Q: The consensus for bridle length here on the Great Barrier Reef has been to use as long a bridle as possible on the circle hook. However, it should not be so long that the baits could foul on the hooks — and not so short that it prevents the hooks from working as they were designed. The bridle anchoring point was also a consideration, since maximizing the gape allows the hook to work better as well. I am wondering what your experience has been. I noticed that Eagle Claw now produces circle hooks up to 20/0, and the shape looks like it may be superior to the traditional circle shape.
A: When using a bridle, the size of the circle hook is not too critical unless the hook is too small to fit around the marlin’s jaw hinge. The guys in Costa Rica and Guatemala catch a lot of blue marlin on small circle hooks (say, 7/0) rigged in ballyhoo (gar to you) when catching mainly sailfish.
When chunking for tuna, or in any other use of dead bait, hook size is also unimportant, if and only if the gape of the hook is not full of bait. If you put the hook itself (not a bridle) through the nose or eye of the bait, you should use a bigger hook so that the gape is not filled up with bait. This is one reason a lot of guys went back to using J hooks — they experienced poor hookup ratios because their hooks were filled with bait. Almost no one uses J hooks anymore — except for a few hard heads, none of whom keeps accurate records of bites and hookup ratios! They lose three in a row and change because “some” days the circle (or J!) hooks do not work as well. That’s just basic ignorance of statistics and the laws of probability.

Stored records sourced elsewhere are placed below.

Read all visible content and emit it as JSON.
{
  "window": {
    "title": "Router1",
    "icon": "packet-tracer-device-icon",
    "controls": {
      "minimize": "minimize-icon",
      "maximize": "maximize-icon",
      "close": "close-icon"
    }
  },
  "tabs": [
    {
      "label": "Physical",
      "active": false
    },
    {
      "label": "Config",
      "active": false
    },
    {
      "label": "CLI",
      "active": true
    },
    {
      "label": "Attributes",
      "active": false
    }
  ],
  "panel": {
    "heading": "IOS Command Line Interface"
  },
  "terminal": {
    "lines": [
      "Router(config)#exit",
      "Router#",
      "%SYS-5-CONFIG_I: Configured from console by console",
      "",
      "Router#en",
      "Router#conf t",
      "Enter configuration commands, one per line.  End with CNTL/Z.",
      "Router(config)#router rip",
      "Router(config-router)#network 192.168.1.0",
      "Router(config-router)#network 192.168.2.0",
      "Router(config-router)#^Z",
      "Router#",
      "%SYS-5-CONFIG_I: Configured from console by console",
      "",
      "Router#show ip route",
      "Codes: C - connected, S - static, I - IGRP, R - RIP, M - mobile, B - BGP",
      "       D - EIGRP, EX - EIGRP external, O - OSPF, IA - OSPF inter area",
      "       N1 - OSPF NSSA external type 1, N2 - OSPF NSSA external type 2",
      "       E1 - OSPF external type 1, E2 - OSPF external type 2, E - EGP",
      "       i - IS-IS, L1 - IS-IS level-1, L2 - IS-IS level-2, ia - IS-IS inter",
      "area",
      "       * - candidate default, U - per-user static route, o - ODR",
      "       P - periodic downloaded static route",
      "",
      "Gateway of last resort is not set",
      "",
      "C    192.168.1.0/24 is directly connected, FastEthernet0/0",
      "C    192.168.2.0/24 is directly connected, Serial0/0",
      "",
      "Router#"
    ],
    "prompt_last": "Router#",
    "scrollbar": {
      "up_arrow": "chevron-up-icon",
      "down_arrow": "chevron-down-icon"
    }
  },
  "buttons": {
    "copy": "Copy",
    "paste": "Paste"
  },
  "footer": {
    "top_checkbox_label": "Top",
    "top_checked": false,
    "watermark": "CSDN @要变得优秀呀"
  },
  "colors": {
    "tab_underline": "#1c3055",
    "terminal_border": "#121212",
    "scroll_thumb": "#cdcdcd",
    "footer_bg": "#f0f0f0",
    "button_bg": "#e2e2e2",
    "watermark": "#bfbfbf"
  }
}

I would not argue strongly against anything you are doing. Keep good records; you need lots of data to make decisions on which tackle or technique is superior. Three out of 10 is basically the same as 7 out of 10, statistically speaking. But 15 out of 50 is not the same as 35 out of 50, even though the comparative ratio is equal. If you are on the bad side of 30 out of 100, compared to 70 out of 100, you’d better be switching to what the other guy is doing!
And always compare apples to apples. If you count every fish where the leader touches the rod tip or the mate touches the leader as a released fish, you will do better than I do. I only count fish that are tagged or boated as caught. (Except in some tournaments whose rules allow the former — and our averages are quite a bit higher in those tournaments.)